#### WHAT YOU ARE ASKED TO DO
In your copy of the entries, please include no pictures and return every word exactly.

#### DATA RECORDS
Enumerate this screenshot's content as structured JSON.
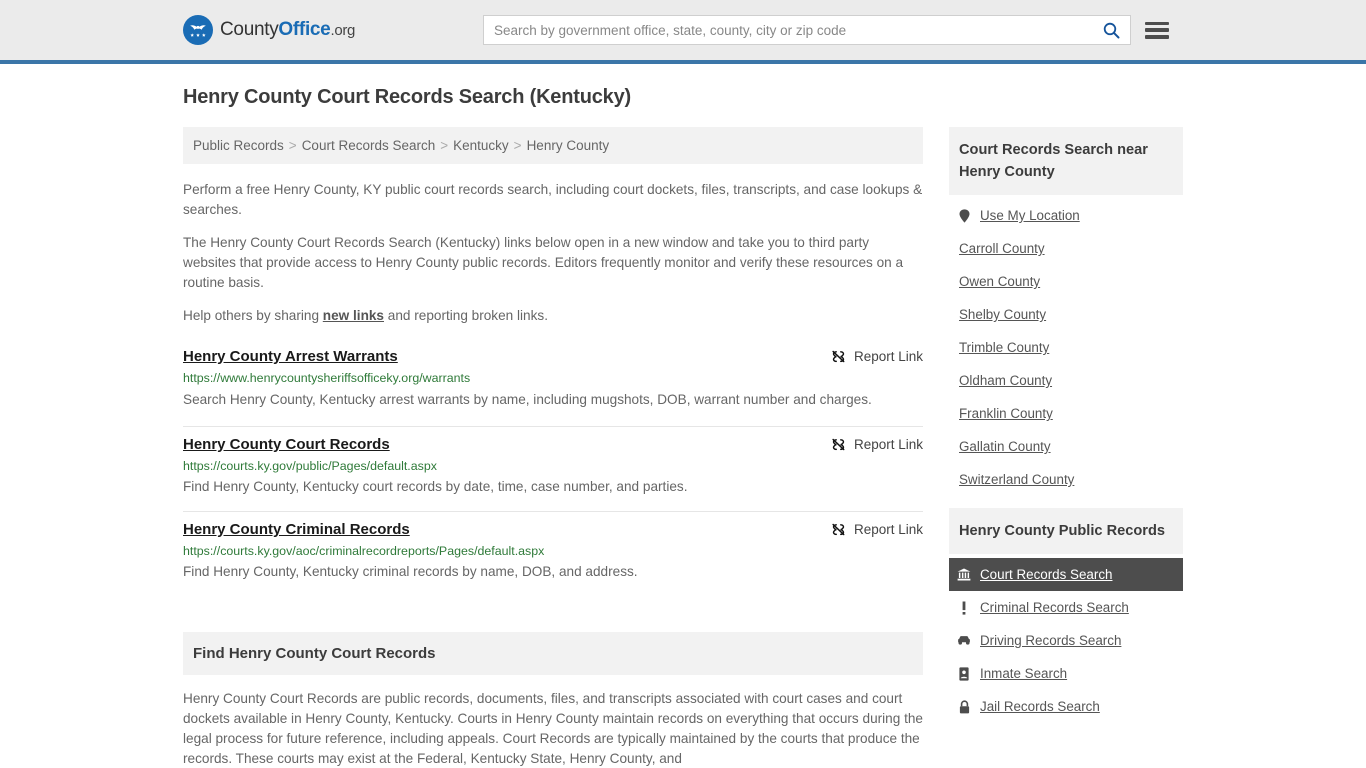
{
  "header": {
    "logo": {
      "part1": "County",
      "part2": "Office",
      "part3": ".org",
      "icon": "eagle-seal-icon"
    },
    "search": {
      "placeholder": "Search by government office, state, county, city or zip code",
      "value": "",
      "icon": "search-icon"
    },
    "menu_icon": "hamburger-menu-icon",
    "accent_color": "#3b76a8",
    "background_color": "#ebebeb"
  },
  "page": {
    "title": "Henry County Court Records Search (Kentucky)"
  },
  "breadcrumb": {
    "items": [
      {
        "label": "Public Records"
      },
      {
        "label": "Court Records Search"
      },
      {
        "label": "Kentucky"
      },
      {
        "label": "Henry County"
      }
    ],
    "separator": ">"
  },
  "intro": {
    "p1": "Perform a free Henry County, KY public court records search, including court dockets, files, transcripts, and case lookups & searches.",
    "p2": "The Henry County Court Records Search (Kentucky) links below open in a new window and take you to third party websites that provide access to Henry County public records. Editors frequently monitor and verify these resources on a routine basis.",
    "p3_before": "Help others by sharing ",
    "p3_link": "new links",
    "p3_after": " and reporting broken links."
  },
  "report_link_label": "Report Link",
  "report_link_icon": "broken-link-icon",
  "results": [
    {
      "title": "Henry County Arrest Warrants",
      "url": "https://www.henrycountysheriffsofficeky.org/warrants",
      "description": "Search Henry County, Kentucky arrest warrants by name, including mugshots, DOB, warrant number and charges."
    },
    {
      "title": "Henry County Court Records",
      "url": "https://courts.ky.gov/public/Pages/default.aspx",
      "description": "Find Henry County, Kentucky court records by date, time, case number, and parties."
    },
    {
      "title": "Henry County Criminal Records",
      "url": "https://courts.ky.gov/aoc/criminalrecordreports/Pages/default.aspx",
      "description": "Find Henry County, Kentucky criminal records by name, DOB, and address."
    }
  ],
  "find_section": {
    "heading": "Find Henry County Court Records",
    "body": "Henry County Court Records are public records, documents, files, and transcripts associated with court cases and court dockets available in Henry County, Kentucky. Courts in Henry County maintain records on everything that occurs during the legal process for future reference, including appeals. Court Records are typically maintained by the courts that produce the records. These courts may exist at the Federal, Kentucky State, Henry County, and"
  },
  "sidebar": {
    "nearby": {
      "heading": "Court Records Search near Henry County",
      "items": [
        {
          "label": "Use My Location",
          "icon": "map-pin-icon"
        },
        {
          "label": "Carroll County",
          "icon": null
        },
        {
          "label": "Owen County",
          "icon": null
        },
        {
          "label": "Shelby County",
          "icon": null
        },
        {
          "label": "Trimble County",
          "icon": null
        },
        {
          "label": "Oldham County",
          "icon": null
        },
        {
          "label": "Franklin County",
          "icon": null
        },
        {
          "label": "Gallatin County",
          "icon": null
        },
        {
          "label": "Switzerland County",
          "icon": null
        }
      ]
    },
    "public_records": {
      "heading": "Henry County Public Records",
      "items": [
        {
          "label": "Court Records Search",
          "icon": "courthouse-icon",
          "active": true
        },
        {
          "label": "Criminal Records Search",
          "icon": "exclamation-icon",
          "active": false
        },
        {
          "label": "Driving Records Search",
          "icon": "car-icon",
          "active": false
        },
        {
          "label": "Inmate Search",
          "icon": "id-badge-icon",
          "active": false
        },
        {
          "label": "Jail Records Search",
          "icon": "lock-icon",
          "active": false
        }
      ]
    },
    "active_background_color": "#4d4d4d"
  }
}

#### EXERCISE RESULT
Enumerate this screenshot's content as structured JSON.
{
  "header": {
    "logo": {
      "part1": "County",
      "part2": "Office",
      "part3": ".org",
      "icon": "eagle-seal-icon"
    },
    "search": {
      "placeholder": "Search by government office, state, county, city or zip code",
      "value": "",
      "icon": "search-icon"
    },
    "menu_icon": "hamburger-menu-icon",
    "accent_color": "#3b76a8",
    "background_color": "#ebebeb"
  },
  "page": {
    "title": "Henry County Court Records Search (Kentucky)"
  },
  "breadcrumb": {
    "items": [
      {
        "label": "Public Records"
      },
      {
        "label": "Court Records Search"
      },
      {
        "label": "Kentucky"
      },
      {
        "label": "Henry County"
      }
    ],
    "separator": ">"
  },
  "intro": {
    "p1": "Perform a free Henry County, KY public court records search, including court dockets, files, transcripts, and case lookups & searches.",
    "p2": "The Henry County Court Records Search (Kentucky) links below open in a new window and take you to third party websites that provide access to Henry County public records. Editors frequently monitor and verify these resources on a routine basis.",
    "p3_before": "Help others by sharing ",
    "p3_link": "new links",
    "p3_after": " and reporting broken links."
  },
  "report_link_label": "Report Link",
  "report_link_icon": "broken-link-icon",
  "results": [
    {
      "title": "Henry County Arrest Warrants",
      "url": "https://www.henrycountysheriffsofficeky.org/warrants",
      "description": "Search Henry County, Kentucky arrest warrants by name, including mugshots, DOB, warrant number and charges."
    },
    {
      "title": "Henry County Court Records",
      "url": "https://courts.ky.gov/public/Pages/default.aspx",
      "description": "Find Henry County, Kentucky court records by date, time, case number, and parties."
    },
    {
      "title": "Henry County Criminal Records",
      "url": "https://courts.ky.gov/aoc/criminalrecordreports/Pages/default.aspx",
      "description": "Find Henry County, Kentucky criminal records by name, DOB, and address."
    }
  ],
  "find_section": {
    "heading": "Find Henry County Court Records",
    "body": "Henry County Court Records are public records, documents, files, and transcripts associated with court cases and court dockets available in Henry County, Kentucky. Courts in Henry County maintain records on everything that occurs during the legal process for future reference, including appeals. Court Records are typically maintained by the courts that produce the records. These courts may exist at the Federal, Kentucky State, Henry County, and"
  },
  "sidebar": {
    "nearby": {
      "heading": "Court Records Search near Henry County",
      "items": [
        {
          "label": "Use My Location",
          "icon": "map-pin-icon"
        },
        {
          "label": "Carroll County",
          "icon": null
        },
        {
          "label": "Owen County",
          "icon": null
        },
        {
          "label": "Shelby County",
          "icon": null
        },
        {
          "label": "Trimble County",
          "icon": null
        },
        {
          "label": "Oldham County",
          "icon": null
        },
        {
          "label": "Franklin County",
          "icon": null
        },
        {
          "label": "Gallatin County",
          "icon": null
        },
        {
          "label": "Switzerland County",
          "icon": null
        }
      ]
    },
    "public_records": {
      "heading": "Henry County Public Records",
      "items": [
        {
          "label": "Court Records Search",
          "icon": "courthouse-icon",
          "active": true
        },
        {
          "label": "Criminal Records Search",
          "icon": "exclamation-icon",
          "active": false
        },
        {
          "label": "Driving Records Search",
          "icon": "car-icon",
          "active": false
        },
        {
          "label": "Inmate Search",
          "icon": "id-badge-icon",
          "active": false
        },
        {
          "label": "Jail Records Search",
          "icon": "lock-icon",
          "active": false
        }
      ]
    },
    "active_background_color": "#4d4d4d"
  }
}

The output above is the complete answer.